*** Begin section ***
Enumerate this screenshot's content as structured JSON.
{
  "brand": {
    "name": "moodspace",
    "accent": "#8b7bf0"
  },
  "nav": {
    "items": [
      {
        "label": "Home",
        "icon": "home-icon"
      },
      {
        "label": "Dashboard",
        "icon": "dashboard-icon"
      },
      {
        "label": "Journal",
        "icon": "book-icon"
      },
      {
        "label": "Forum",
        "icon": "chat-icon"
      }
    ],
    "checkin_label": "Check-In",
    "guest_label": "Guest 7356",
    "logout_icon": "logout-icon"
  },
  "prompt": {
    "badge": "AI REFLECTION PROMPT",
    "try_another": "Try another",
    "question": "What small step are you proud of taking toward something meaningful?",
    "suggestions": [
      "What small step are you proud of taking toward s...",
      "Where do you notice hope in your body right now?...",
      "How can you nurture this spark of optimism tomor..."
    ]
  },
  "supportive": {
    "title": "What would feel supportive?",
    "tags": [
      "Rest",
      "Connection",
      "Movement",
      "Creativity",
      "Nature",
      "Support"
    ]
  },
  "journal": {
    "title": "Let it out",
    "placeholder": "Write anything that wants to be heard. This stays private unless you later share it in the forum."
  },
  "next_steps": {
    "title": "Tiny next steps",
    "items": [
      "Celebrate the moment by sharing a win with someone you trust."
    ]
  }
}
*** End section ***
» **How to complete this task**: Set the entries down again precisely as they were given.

» **Final answer**:
Enumerate this screenshot's content as structured JSON.
{
  "brand": {
    "name": "moodspace",
    "accent": "#8b7bf0"
  },
  "nav": {
    "items": [
      {
        "label": "Home",
        "icon": "home-icon"
      },
      {
        "label": "Dashboard",
        "icon": "dashboard-icon"
      },
      {
        "label": "Journal",
        "icon": "book-icon"
      },
      {
        "label": "Forum",
        "icon": "chat-icon"
      }
    ],
    "checkin_label": "Check-In",
    "guest_label": "Guest 7356",
    "logout_icon": "logout-icon"
  },
  "prompt": {
    "badge": "AI REFLECTION PROMPT",
    "try_another": "Try another",
    "question": "What small step are you proud of taking toward something meaningful?",
    "suggestions": [
      "What small step are you proud of taking toward s...",
      "Where do you notice hope in your body right now?...",
      "How can you nurture this spark of optimism tomor..."
    ]
  },
  "supportive": {
    "title": "What would feel supportive?",
    "tags": [
      "Rest",
      "Connection",
      "Movement",
      "Creativity",
      "Nature",
      "Support"
    ]
  },
  "journal": {
    "title": "Let it out",
    "placeholder": "Write anything that wants to be heard. This stays private unless you later share it in the forum."
  },
  "next_steps": {
    "title": "Tiny next steps",
    "items": [
      "Celebrate the moment by sharing a win with someone you trust."
    ]
  }
}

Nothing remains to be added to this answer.